### Exercise details
Without including any pictures, copy every line below exactly.

---- Working data

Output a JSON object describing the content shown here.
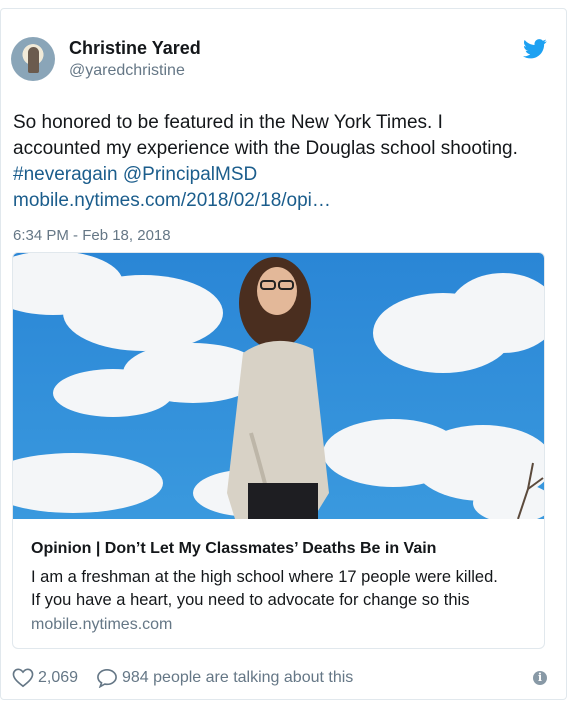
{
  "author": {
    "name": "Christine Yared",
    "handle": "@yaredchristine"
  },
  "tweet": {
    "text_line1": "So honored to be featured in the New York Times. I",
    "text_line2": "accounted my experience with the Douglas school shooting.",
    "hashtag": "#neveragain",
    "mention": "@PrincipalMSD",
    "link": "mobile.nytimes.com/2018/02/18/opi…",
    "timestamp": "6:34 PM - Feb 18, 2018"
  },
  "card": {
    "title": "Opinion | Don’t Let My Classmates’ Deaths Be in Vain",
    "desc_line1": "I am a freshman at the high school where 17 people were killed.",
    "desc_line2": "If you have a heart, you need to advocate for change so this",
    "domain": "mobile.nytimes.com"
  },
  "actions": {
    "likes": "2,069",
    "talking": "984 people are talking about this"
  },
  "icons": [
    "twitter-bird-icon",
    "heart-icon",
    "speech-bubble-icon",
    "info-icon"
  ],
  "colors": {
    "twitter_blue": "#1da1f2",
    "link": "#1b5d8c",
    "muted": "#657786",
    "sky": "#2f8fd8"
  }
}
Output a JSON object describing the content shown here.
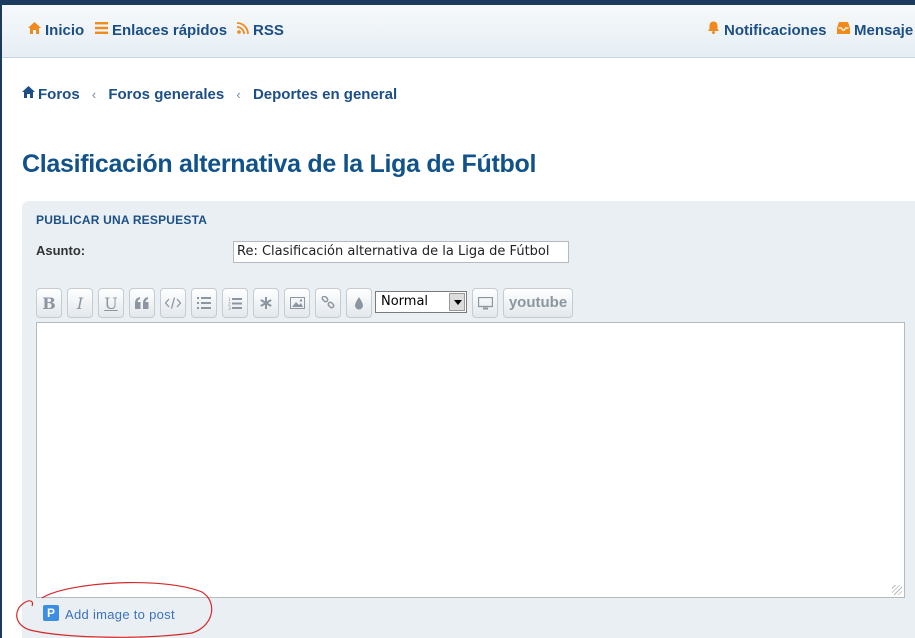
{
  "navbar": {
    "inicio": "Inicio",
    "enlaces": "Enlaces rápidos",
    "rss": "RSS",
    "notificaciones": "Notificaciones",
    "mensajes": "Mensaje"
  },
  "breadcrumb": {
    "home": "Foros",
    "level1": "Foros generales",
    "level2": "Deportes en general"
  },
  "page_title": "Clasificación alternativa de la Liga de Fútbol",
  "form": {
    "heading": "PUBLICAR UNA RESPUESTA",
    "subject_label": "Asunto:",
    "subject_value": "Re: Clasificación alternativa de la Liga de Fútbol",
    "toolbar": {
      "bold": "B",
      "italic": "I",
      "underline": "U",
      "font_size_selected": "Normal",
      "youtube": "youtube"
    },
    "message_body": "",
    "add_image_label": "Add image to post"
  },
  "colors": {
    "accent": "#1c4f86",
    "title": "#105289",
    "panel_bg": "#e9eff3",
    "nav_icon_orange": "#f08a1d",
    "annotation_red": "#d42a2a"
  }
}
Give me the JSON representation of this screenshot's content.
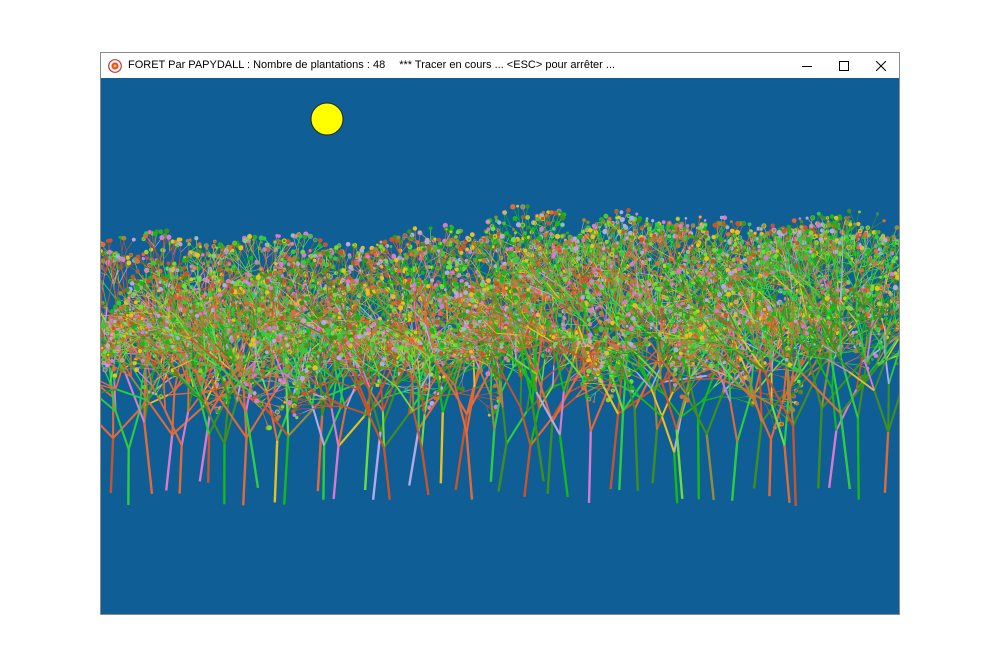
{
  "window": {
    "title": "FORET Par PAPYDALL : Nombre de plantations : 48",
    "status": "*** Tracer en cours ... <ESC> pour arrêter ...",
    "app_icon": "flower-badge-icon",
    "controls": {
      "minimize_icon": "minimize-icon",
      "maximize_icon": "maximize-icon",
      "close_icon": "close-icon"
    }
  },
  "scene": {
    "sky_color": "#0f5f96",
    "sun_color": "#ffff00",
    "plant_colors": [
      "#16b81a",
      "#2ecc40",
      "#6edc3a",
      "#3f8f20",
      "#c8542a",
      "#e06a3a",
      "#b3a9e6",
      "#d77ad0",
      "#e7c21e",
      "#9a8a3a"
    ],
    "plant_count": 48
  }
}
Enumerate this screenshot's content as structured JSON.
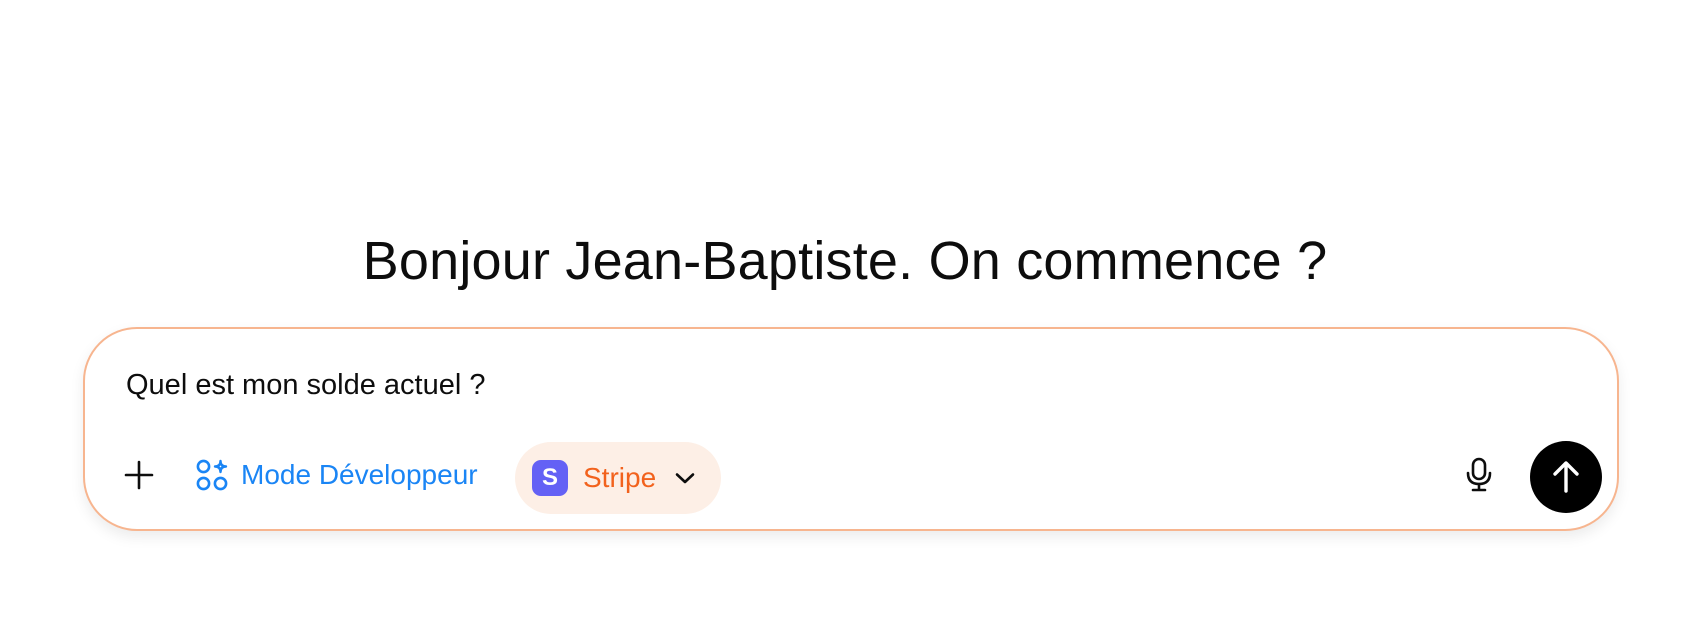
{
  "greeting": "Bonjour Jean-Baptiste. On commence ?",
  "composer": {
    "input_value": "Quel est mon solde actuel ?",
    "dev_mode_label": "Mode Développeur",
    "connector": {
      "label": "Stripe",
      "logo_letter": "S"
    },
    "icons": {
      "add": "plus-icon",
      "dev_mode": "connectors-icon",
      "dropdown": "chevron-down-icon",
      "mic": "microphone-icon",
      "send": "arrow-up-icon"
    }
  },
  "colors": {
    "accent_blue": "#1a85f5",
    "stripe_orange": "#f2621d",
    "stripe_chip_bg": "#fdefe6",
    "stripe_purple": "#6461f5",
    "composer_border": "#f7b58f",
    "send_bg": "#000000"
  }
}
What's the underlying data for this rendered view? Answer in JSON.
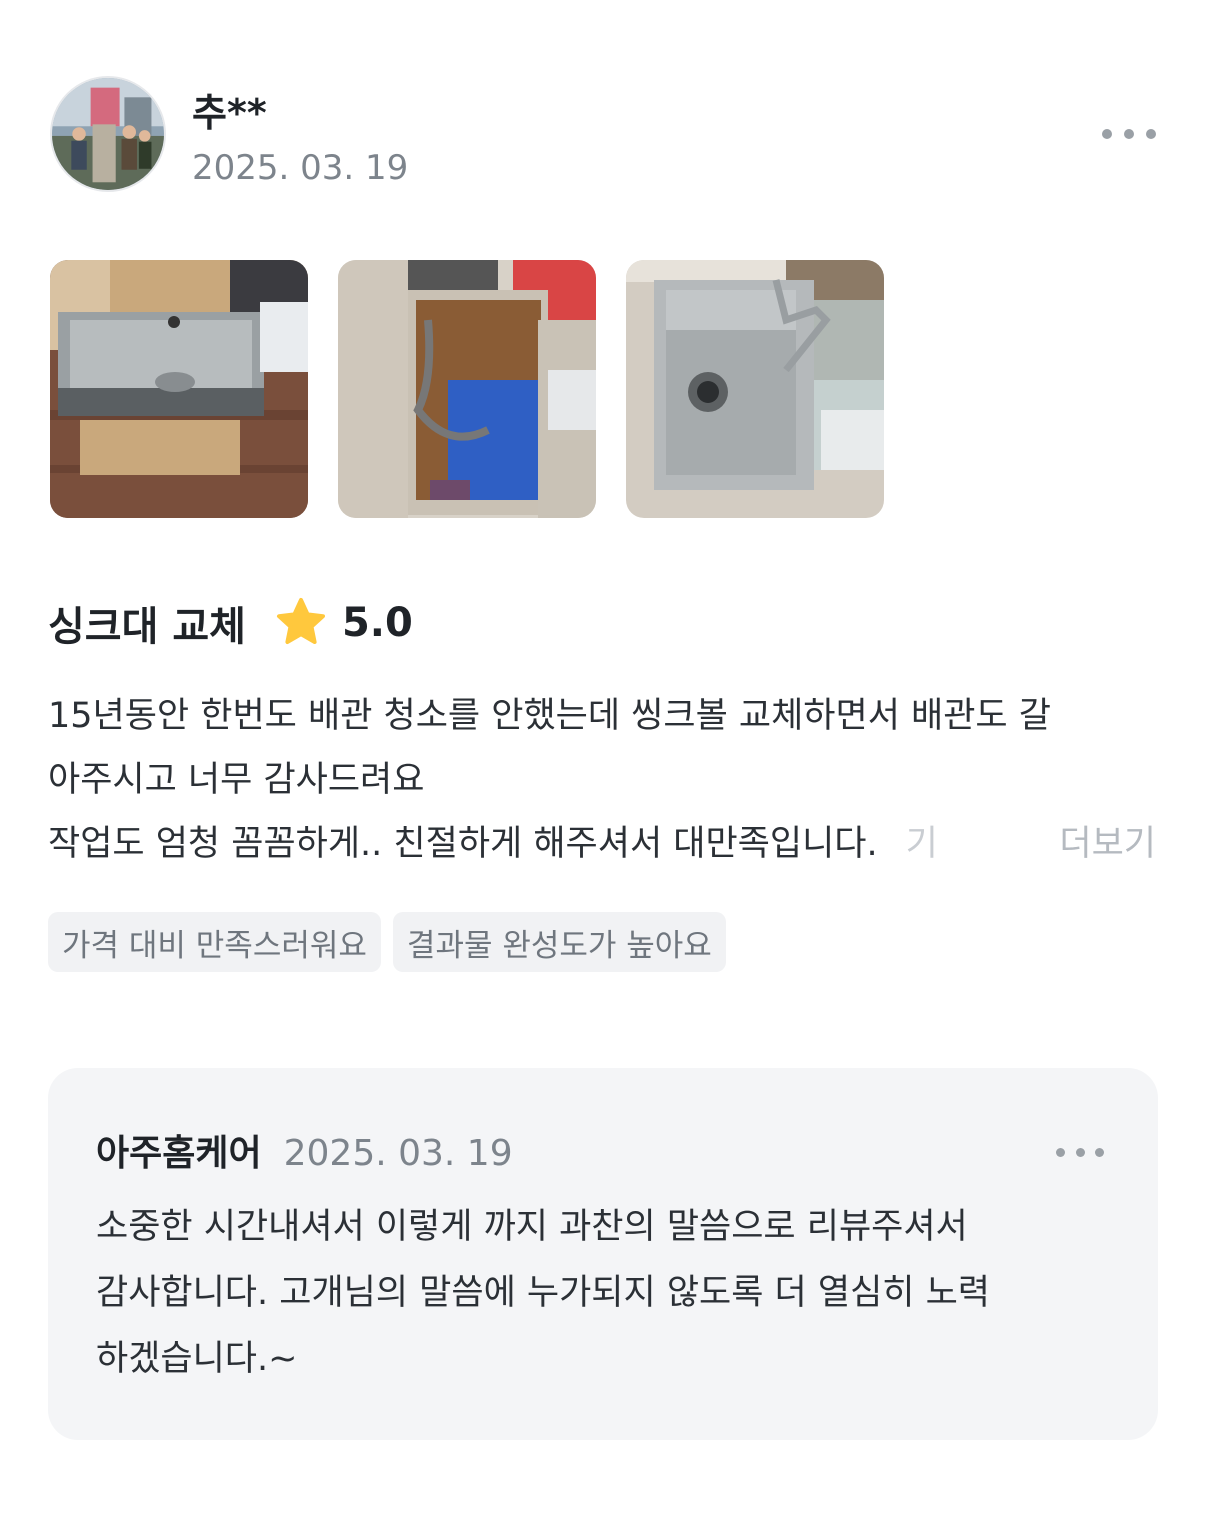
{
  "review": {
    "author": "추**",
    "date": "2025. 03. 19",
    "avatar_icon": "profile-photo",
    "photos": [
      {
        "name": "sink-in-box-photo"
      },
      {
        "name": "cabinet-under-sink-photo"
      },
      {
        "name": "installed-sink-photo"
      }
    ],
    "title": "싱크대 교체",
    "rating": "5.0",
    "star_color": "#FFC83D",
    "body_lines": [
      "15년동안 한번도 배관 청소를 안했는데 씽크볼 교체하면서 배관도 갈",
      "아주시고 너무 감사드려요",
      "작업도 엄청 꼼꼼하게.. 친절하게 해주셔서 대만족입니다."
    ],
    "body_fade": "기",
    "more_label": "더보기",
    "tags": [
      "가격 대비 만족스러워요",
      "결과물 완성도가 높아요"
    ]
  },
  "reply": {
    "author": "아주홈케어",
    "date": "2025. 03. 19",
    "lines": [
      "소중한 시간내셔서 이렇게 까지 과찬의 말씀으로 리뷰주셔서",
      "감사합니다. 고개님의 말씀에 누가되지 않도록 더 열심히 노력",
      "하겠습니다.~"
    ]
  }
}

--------

### Task output
Output a JSON object describing the content shown here.
{
  "author": {
    "name": "Christine Yared",
    "handle": "@yaredchristine"
  },
  "tweet": {
    "text_line1": "So honored to be featured in the New York Times. I",
    "text_line2": "accounted my experience with the Douglas school shooting.",
    "hashtag": "#neveragain",
    "mention": "@PrincipalMSD",
    "link": "mobile.nytimes.com/2018/02/18/opi…",
    "timestamp": "6:34 PM - Feb 18, 2018"
  },
  "card": {
    "title": "Opinion | Don’t Let My Classmates’ Deaths Be in Vain",
    "desc_line1": "I am a freshman at the high school where 17 people were killed.",
    "desc_line2": "If you have a heart, you need to advocate for change so this",
    "domain": "mobile.nytimes.com"
  },
  "actions": {
    "likes": "2,069",
    "talking": "984 people are talking about this"
  },
  "icons": [
    "twitter-bird-icon",
    "heart-icon",
    "speech-bubble-icon",
    "info-icon"
  ],
  "colors": {
    "twitter_blue": "#1da1f2",
    "link": "#1b5d8c",
    "muted": "#657786",
    "sky": "#2f8fd8"
  }
}
Output a JSON object describing the content shown here.
{
  "navbar": {
    "inicio": "Inicio",
    "enlaces": "Enlaces rápidos",
    "rss": "RSS",
    "notificaciones": "Notificaciones",
    "mensajes": "Mensaje"
  },
  "breadcrumb": {
    "home": "Foros",
    "level1": "Foros generales",
    "level2": "Deportes en general"
  },
  "page_title": "Clasificación alternativa de la Liga de Fútbol",
  "form": {
    "heading": "PUBLICAR UNA RESPUESTA",
    "subject_label": "Asunto:",
    "subject_value": "Re: Clasificación alternativa de la Liga de Fútbol",
    "toolbar": {
      "bold": "B",
      "italic": "I",
      "underline": "U",
      "font_size_selected": "Normal",
      "youtube": "youtube"
    },
    "message_body": "",
    "add_image_label": "Add image to post"
  },
  "colors": {
    "accent": "#1c4f86",
    "title": "#105289",
    "panel_bg": "#e9eff3",
    "nav_icon_orange": "#f08a1d",
    "annotation_red": "#d42a2a"
  }
}
Give me the JSON representation of this screenshot's content.
{
  "window": {
    "title": "FORET Par PAPYDALL : Nombre de plantations : 48",
    "status": "*** Tracer en cours ... <ESC> pour arrêter ...",
    "app_icon": "flower-badge-icon",
    "controls": {
      "minimize_icon": "minimize-icon",
      "maximize_icon": "maximize-icon",
      "close_icon": "close-icon"
    }
  },
  "scene": {
    "sky_color": "#0f5f96",
    "sun_color": "#ffff00",
    "plant_colors": [
      "#16b81a",
      "#2ecc40",
      "#6edc3a",
      "#3f8f20",
      "#c8542a",
      "#e06a3a",
      "#b3a9e6",
      "#d77ad0",
      "#e7c21e",
      "#9a8a3a"
    ],
    "plant_count": 48
  }
}
Enumerate this screenshot's content as structured JSON.
{
  "greeting": "Bonjour Jean-Baptiste. On commence ?",
  "composer": {
    "input_value": "Quel est mon solde actuel ?",
    "dev_mode_label": "Mode Développeur",
    "connector": {
      "label": "Stripe",
      "logo_letter": "S"
    },
    "icons": {
      "add": "plus-icon",
      "dev_mode": "connectors-icon",
      "dropdown": "chevron-down-icon",
      "mic": "microphone-icon",
      "send": "arrow-up-icon"
    }
  },
  "colors": {
    "accent_blue": "#1a85f5",
    "stripe_orange": "#f2621d",
    "stripe_chip_bg": "#fdefe6",
    "stripe_purple": "#6461f5",
    "composer_border": "#f7b58f",
    "send_bg": "#000000"
  }
}
What's the underlying data for this rendered view? Answer in JSON.
{
  "review": {
    "author": "추**",
    "date": "2025. 03. 19",
    "avatar_icon": "profile-photo",
    "photos": [
      {
        "name": "sink-in-box-photo"
      },
      {
        "name": "cabinet-under-sink-photo"
      },
      {
        "name": "installed-sink-photo"
      }
    ],
    "title": "싱크대 교체",
    "rating": "5.0",
    "star_color": "#FFC83D",
    "body_lines": [
      "15년동안 한번도 배관 청소를 안했는데 씽크볼 교체하면서 배관도 갈",
      "아주시고 너무 감사드려요",
      "작업도 엄청 꼼꼼하게.. 친절하게 해주셔서 대만족입니다."
    ],
    "body_fade": "기",
    "more_label": "더보기",
    "tags": [
      "가격 대비 만족스러워요",
      "결과물 완성도가 높아요"
    ]
  },
  "reply": {
    "author": "아주홈케어",
    "date": "2025. 03. 19",
    "lines": [
      "소중한 시간내셔서 이렇게 까지 과찬의 말씀으로 리뷰주셔서",
      "감사합니다. 고개님의 말씀에 누가되지 않도록 더 열심히 노력",
      "하겠습니다.~"
    ]
  }
}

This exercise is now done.